Batman (Adam West) and sidekick Robin the Boy Wonder (Burt Ward) are called back to the Wayne mansion for an emergency. Commodore Schmidlapp (Reginald Denny) who's bringing a certain invention by ship to Gotham City is apparently in danger. Aboard the "batcopter," Batman and Robin spot the ship and make their descent. The ship suddenly disappears however and Batman is attacked by a shark. Narrowly escaping, it's clear that the Joker (Cesar Romero), the Penguin (Burgess Meredith), the Riddler (Frank Gorshin) and Catwoman (Lee Meriwether) are all in on this plot.


Review


If you approach Batman: The Movie with even a little bit of seriousness, prepare for a bad time because that's not what this movie is about at all. Anyone would agree that the old serials from the 40's were campy, but trust me when I say that B:TM takes the cake. It takes the cheese cake if you will with a barrage of non-stop camp. The dialogue is ridiculous, the action is ridiculous and the situations are completely ridiculous. That's just how it is.

How else are you supposed to take a scene where Batman has a shark trying to bite his leg off while he's hanging off a ladder? Batman punches away at it until he's finally able to get that shark-repellent Batspray from Robin. The shark in question is no random wild shark either. It's actually an exploding, mind-controlled shark that was sent out by the Penguin! Imagine that. This scene just perfectly sums up what Batman: The Movie is all about and it's just a blast.

Screenwriter Lorenzo Semple Jr. has pretty much taken the concept of camp and turned it into an art form here. With some elements slightly reminiscent of the Batman serials of the 40's, there's so much ridiculousness going on that it's almost too much to handle. Every object that Batman and Robin use is a "bat-something" and puns are spread thickly throughout. Still, there are some pretty clever jokes that don't rely on campiness at all from time to time.

Adam West as Batman is a huge success from the angle that B:TM is going for. He's totally in on the joke, but that could actually be said for the rest of the cast as well. West is surprisingly adept at turning on the charm when he's Bruce Wayne though, even as he quotes silly-sounding poetry during a certain romance scene.
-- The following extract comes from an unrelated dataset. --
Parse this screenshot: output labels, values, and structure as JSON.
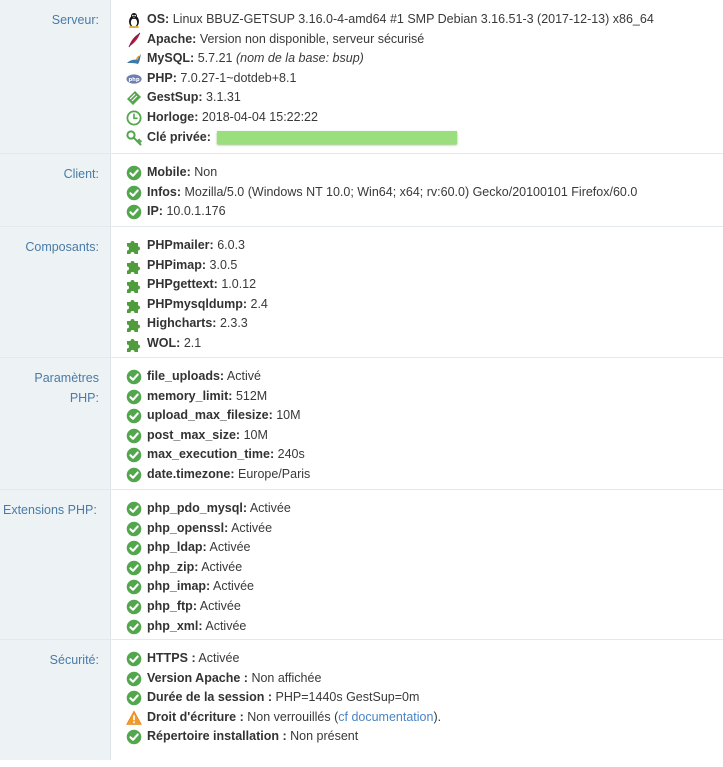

While the villains all chew through their scenes with alarming efficiency, West plays things a bit more straight as does Burt Ward. They know what's up though as they deliver their dialogue with an invisible wink every time they open their mouths.

Action is predictably silly and wildly choreographed to boot. Batman and Robin usually end up fighting the four main villains or their henchmen which strangely are all pirates? Did they still have pirates hanging around Gotham in the 1960's? I guess so, but there it is. There's even a fight scene that includes the use of text like "pow!" and "wham" as if it were straight from the pages of a comic book that's a pretty big highlight.


No one could confuse Batman: The Movie with a cinematic masterpiece and it's as far away as you can get from the straight-faced Christopher Nolan Dark Knight Trilogy. If you looked up "campy" in a dictionary, it's very possible that you'd find a still of B:TM. Whether or not Batman: The Movie is funny is still a matter of opinion though. Camp isn't for everyone and there are probably many Batman fans out there who don't like how the character is treated. To me, there's no doubt that B:TM represents one of the finest examples of quality camp out there.

Rating

7/10

Related Reviews:

Batman (1943)
Batman and Robin (1949) 
Batman (1989) 
Batman Returns (1992)